— ACTIVITY —
Write out every entry exactly as given, but omit the pictures.

[PROVIDED RECORDS — start]

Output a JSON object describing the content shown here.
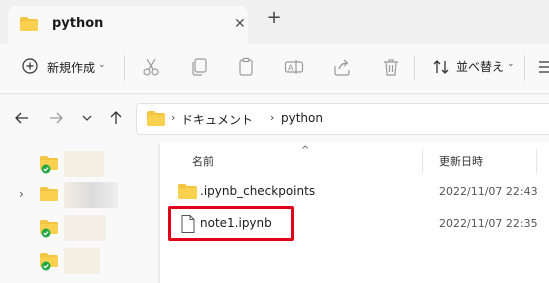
{
  "tab": {
    "title": "python",
    "close_icon": "close-icon",
    "new_tab_icon": "plus-icon"
  },
  "toolbar": {
    "new_label": "新規作成",
    "sort_label": "並べ替え",
    "icons": [
      "cut-icon",
      "copy-icon",
      "paste-icon",
      "rename-icon",
      "share-icon",
      "delete-icon"
    ]
  },
  "navigation": {
    "back_icon": "arrow-left-icon",
    "forward_icon": "arrow-right-icon",
    "recent_icon": "chevron-down-icon",
    "up_icon": "arrow-up-icon"
  },
  "address": {
    "separator": "›",
    "segments": [
      "ドキュメント",
      "python"
    ]
  },
  "columns": {
    "name": "名前",
    "date": "更新日時",
    "sort_indicator": "^"
  },
  "files": [
    {
      "name": ".ipynb_checkpoints",
      "date": "2022/11/07 22:43",
      "icon": "folder-icon"
    },
    {
      "name": "note1.ipynb",
      "date": "2022/11/07 22:35",
      "icon": "file-icon",
      "highlighted": true
    }
  ],
  "colors": {
    "highlight": "#e3001b",
    "folder": "#f4c542",
    "sync_check": "#22a745"
  }
}
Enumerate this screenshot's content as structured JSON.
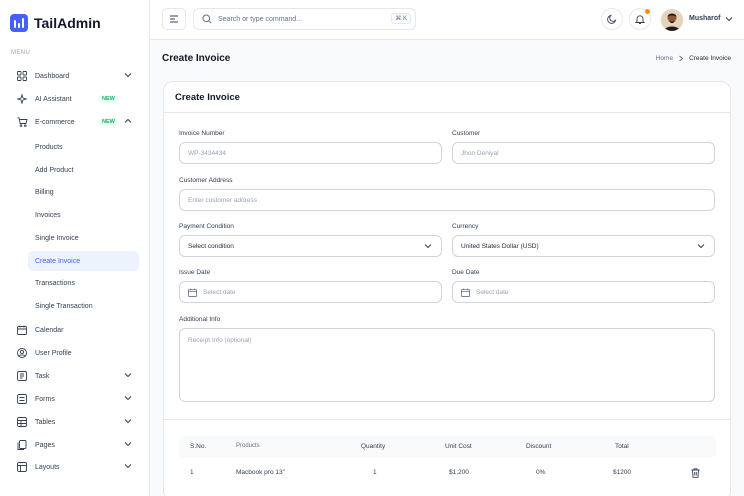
{
  "brand": {
    "name": "TailAdmin"
  },
  "sidebar": {
    "menu_label": "MENU",
    "items": [
      {
        "label": "Dashboard",
        "icon": "grid-icon"
      },
      {
        "label": "AI Assistant",
        "icon": "sparkle-icon",
        "badge": "NEW"
      },
      {
        "label": "E-commerce",
        "icon": "cart-icon",
        "badge": "NEW"
      },
      {
        "label": "Calendar",
        "icon": "calendar-icon"
      },
      {
        "label": "User Profile",
        "icon": "user-circle-icon"
      },
      {
        "label": "Task",
        "icon": "task-icon"
      },
      {
        "label": "Forms",
        "icon": "forms-icon"
      },
      {
        "label": "Tables",
        "icon": "table-icon"
      },
      {
        "label": "Pages",
        "icon": "pages-icon"
      },
      {
        "label": "Layouts",
        "icon": "layout-icon"
      }
    ],
    "ecommerce_sub": [
      "Products",
      "Add Product",
      "Billing",
      "Invoices",
      "Single Invoice",
      "Create Invoice",
      "Transactions",
      "Single Transaction"
    ],
    "active_sub": "Create Invoice"
  },
  "header": {
    "search_placeholder": "Search or type command...",
    "search_shortcut": "⌘ K",
    "user_name": "Musharof"
  },
  "page": {
    "title": "Create Invoice",
    "breadcrumb": {
      "home": "Home",
      "current": "Create Invoice"
    }
  },
  "form": {
    "title": "Create Invoice",
    "invoice_number": {
      "label": "Invoice Number",
      "placeholder": "WP-3434434"
    },
    "customer": {
      "label": "Customer",
      "placeholder": "Jhon Deniyal"
    },
    "customer_address": {
      "label": "Customer Address",
      "placeholder": "Enter customer address"
    },
    "payment_condition": {
      "label": "Payment Condition",
      "value": "Select condition"
    },
    "currency": {
      "label": "Currency",
      "value": "United States Dollar (USD)"
    },
    "issue_date": {
      "label": "Issue Date",
      "placeholder": "Select date"
    },
    "due_date": {
      "label": "Due Date",
      "placeholder": "Select date"
    },
    "additional_info": {
      "label": "Additional Info",
      "placeholder": "Receipt Info (optional)"
    }
  },
  "table": {
    "headers": [
      "S.No.",
      "Products",
      "Quantity",
      "Unit Cost",
      "Discount",
      "Total"
    ],
    "rows": [
      [
        "1",
        "Macbook pro 13\"",
        "1",
        "$1,200",
        "0%",
        "$1200"
      ]
    ]
  },
  "colors": {
    "accent": "#465fff",
    "badge_green": "#12b76a",
    "notification": "#f79009"
  }
}
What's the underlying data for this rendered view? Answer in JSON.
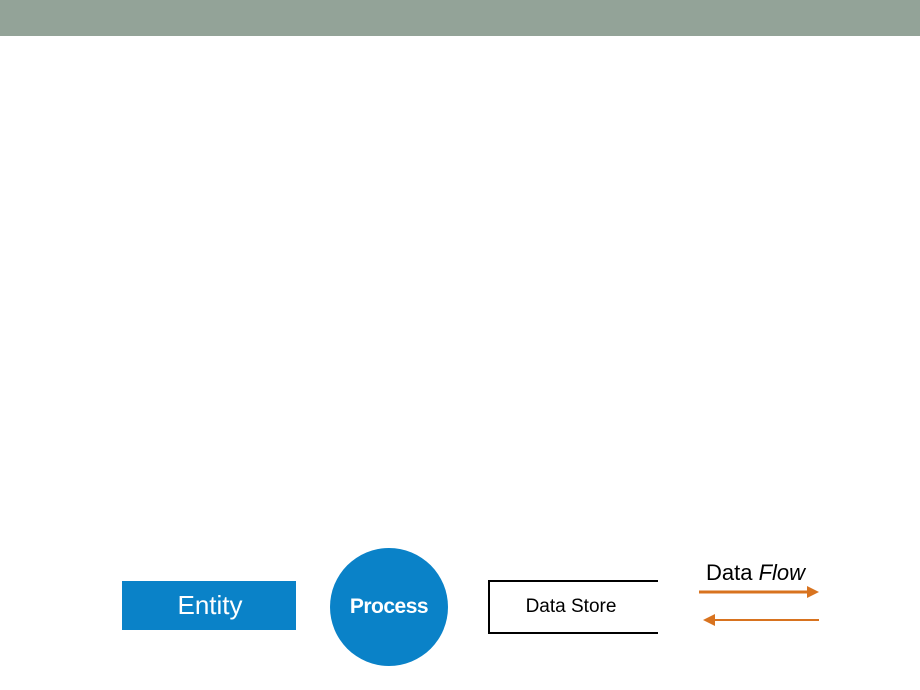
{
  "diagram": {
    "entity_label": "Entity",
    "process_label": "Process",
    "datastore_label": "Data Store",
    "dataflow": {
      "word1": "Data",
      "word2": "Flow"
    }
  },
  "colors": {
    "header_bar": "#93a398",
    "shape_fill": "#0a82c8",
    "arrow": "#d8731f"
  }
}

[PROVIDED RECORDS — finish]

— RESPONSE FOR THIS EXERCISE —
Output a JSON object describing the content shown here.
{
  "tab": {
    "title": "python",
    "close_icon": "close-icon",
    "new_tab_icon": "plus-icon"
  },
  "toolbar": {
    "new_label": "新規作成",
    "sort_label": "並べ替え",
    "icons": [
      "cut-icon",
      "copy-icon",
      "paste-icon",
      "rename-icon",
      "share-icon",
      "delete-icon"
    ]
  },
  "navigation": {
    "back_icon": "arrow-left-icon",
    "forward_icon": "arrow-right-icon",
    "recent_icon": "chevron-down-icon",
    "up_icon": "arrow-up-icon"
  },
  "address": {
    "separator": "›",
    "segments": [
      "ドキュメント",
      "python"
    ]
  },
  "columns": {
    "name": "名前",
    "date": "更新日時",
    "sort_indicator": "^"
  },
  "files": [
    {
      "name": ".ipynb_checkpoints",
      "date": "2022/11/07 22:43",
      "icon": "folder-icon"
    },
    {
      "name": "note1.ipynb",
      "date": "2022/11/07 22:35",
      "icon": "file-icon",
      "highlighted": true
    }
  ],
  "colors": {
    "highlight": "#e3001b",
    "folder": "#f4c542",
    "sync_check": "#22a745"
  }
}
Enumerate this screenshot's content as structured JSON.
{
  "brand": {
    "name": "TailAdmin"
  },
  "sidebar": {
    "menu_label": "MENU",
    "items": [
      {
        "label": "Dashboard",
        "icon": "grid-icon"
      },
      {
        "label": "AI Assistant",
        "icon": "sparkle-icon",
        "badge": "NEW"
      },
      {
        "label": "E-commerce",
        "icon": "cart-icon",
        "badge": "NEW"
      },
      {
        "label": "Calendar",
        "icon": "calendar-icon"
      },
      {
        "label": "User Profile",
        "icon": "user-circle-icon"
      },
      {
        "label": "Task",
        "icon": "task-icon"
      },
      {
        "label": "Forms",
        "icon": "forms-icon"
      },
      {
        "label": "Tables",
        "icon": "table-icon"
      },
      {
        "label": "Pages",
        "icon": "pages-icon"
      },
      {
        "label": "Layouts",
        "icon": "layout-icon"
      }
    ],
    "ecommerce_sub": [
      "Products",
      "Add Product",
      "Billing",
      "Invoices",
      "Single Invoice",
      "Create Invoice",
      "Transactions",
      "Single Transaction"
    ],
    "active_sub": "Create Invoice"
  },
  "header": {
    "search_placeholder": "Search or type command...",
    "search_shortcut": "⌘ K",
    "user_name": "Musharof"
  },
  "page": {
    "title": "Create Invoice",
    "breadcrumb": {
      "home": "Home",
      "current": "Create Invoice"
    }
  },
  "form": {
    "title": "Create Invoice",
    "invoice_number": {
      "label": "Invoice Number",
      "placeholder": "WP-3434434"
    },
    "customer": {
      "label": "Customer",
      "placeholder": "Jhon Deniyal"
    },
    "customer_address": {
      "label": "Customer Address",
      "placeholder": "Enter customer address"
    },
    "payment_condition": {
      "label": "Payment Condition",
      "value": "Select condition"
    },
    "currency": {
      "label": "Currency",
      "value": "United States Dollar (USD)"
    },
    "issue_date": {
      "label": "Issue Date",
      "placeholder": "Select date"
    },
    "due_date": {
      "label": "Due Date",
      "placeholder": "Select date"
    },
    "additional_info": {
      "label": "Additional Info",
      "placeholder": "Receipt Info (optional)"
    }
  },
  "table": {
    "headers": [
      "S.No.",
      "Products",
      "Quantity",
      "Unit Cost",
      "Discount",
      "Total"
    ],
    "rows": [
      [
        "1",
        "Macbook pro 13\"",
        "1",
        "$1,200",
        "0%",
        "$1200"
      ]
    ]
  },
  "colors": {
    "accent": "#465fff",
    "badge_green": "#12b76a",
    "notification": "#f79009"
  }
}
What's the underlying data for this rendered view? Answer in JSON.
{
  "diagram": {
    "entity_label": "Entity",
    "process_label": "Process",
    "datastore_label": "Data Store",
    "dataflow": {
      "word1": "Data",
      "word2": "Flow"
    }
  },
  "colors": {
    "header_bar": "#93a398",
    "shape_fill": "#0a82c8",
    "arrow": "#d8731f"
  }
}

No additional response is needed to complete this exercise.